13 Chambers #1

This book actually had a lot of potential, but it fell way short. The plot was very interesting, but there were just too many holes. There were a lot of scene shifts with too little explanations. There’s apparently a follow-up book in the works, but the creators needed to give us more story in this one rather than expecting us to come back for more.

Ferryman #1

The beginning of this book was promising. I thought it was going to be a tongue-in-cheek shoot-‘em-up type of book, but like the move Shoot ‘Em Up, it didn’t know when to just stop. The narration was annoying and the action was improbable. The sketchy art didn’t help either.

Listening to: Shinedown - Save Me
via FoxyTunes


Thea said...

Totally agree with you on Deadpool--WOW.

I saw the Ender's Game issue, but was wary about picking it up--I love the book, and (besides King) have been burned by comic adaptations almost unanimously...but I'm thinking I'll pick up the issue this week.

I'm really pleased with Marvel Zombies--I loved the first arc, the crossover with Army of Darkness, but the second arc was pretty weak sauce (well, it was ok, just kind of...blah). I was wary about this third arc, but am definitely hooked!

RE: The Stand 2:Some of the casting choices never sat right with me.

No kidding. Molly Ringwald!?!??!?! Oh lord, her Frannie drives me nuts. Maybe in her good years, but by the miniseries...well, it's bad news. The writer, Aguirre-Sacasa, frequents my local store--according to one of the guys that works there, he says that he is determined NOT to mess with the text at all. It's perfection as is--and that's pretty relieving.

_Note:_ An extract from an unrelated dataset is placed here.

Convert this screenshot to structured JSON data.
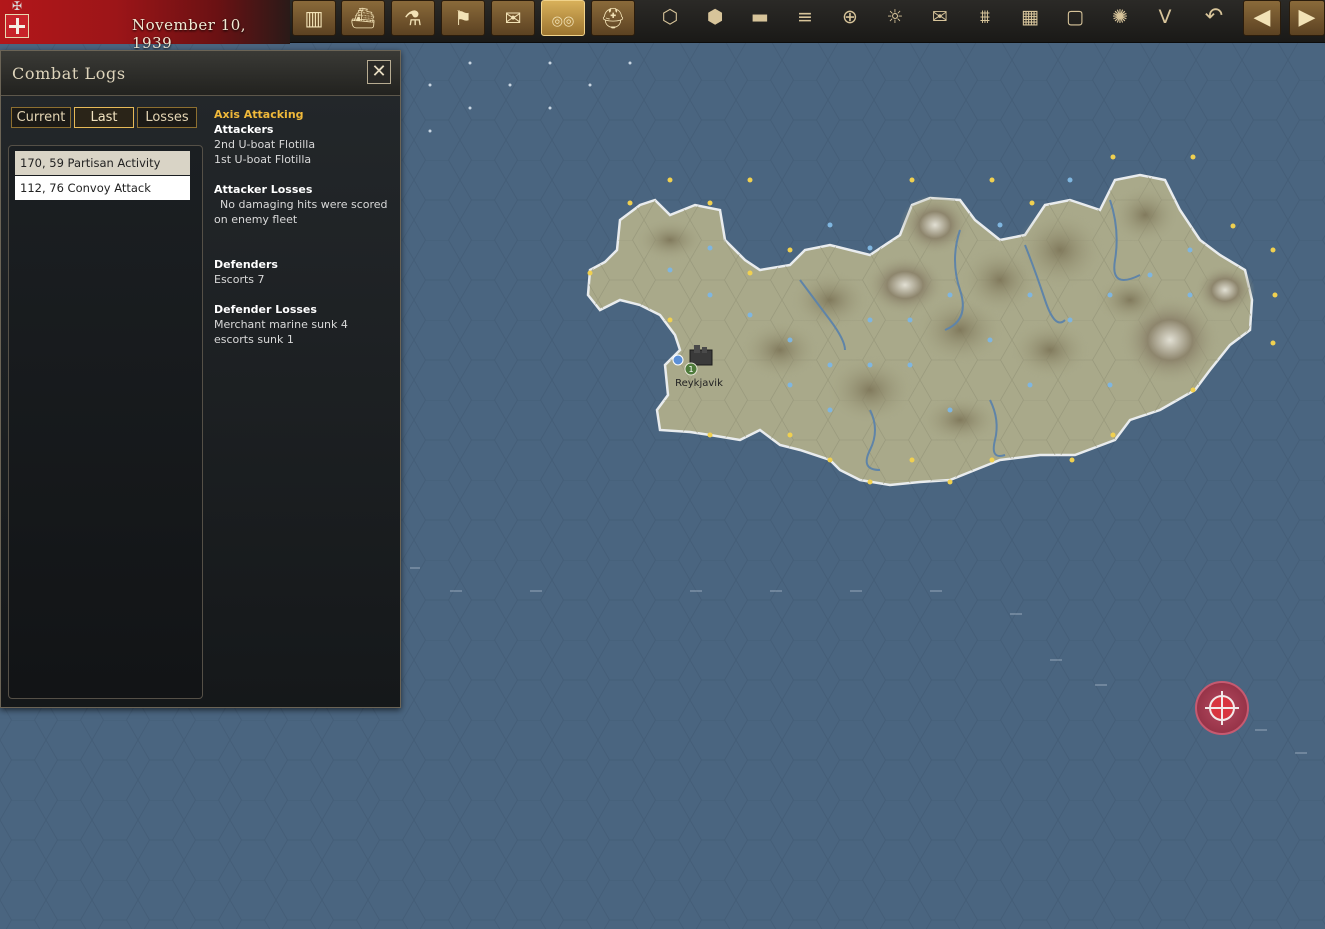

I just read about King switching over to Del Ray for The Talisman...I'm not really psyched about this. Del Ray's adaptations are...well...lacking, in my opinion. The art is subpar, the writing is lifted from the text but lifeless. I dunno. I love The Talisman, but I'm wary.

Rob Rosenblatt said...

I didn't even know Del Rey had published comics before. I'm hoping that because it's King, they'll be able to get a top-notch artist and a guy like Peter David or Aguirre-Sacasa to adapt the story.

And Aguiree-Sacasa shows us that even if you don't mess with the text, it still takes a skilled writer to plot and pace something from a meaty work that's going to be chopped up and trimmed to fit a smaller format. I think he's doing an excellent job so far.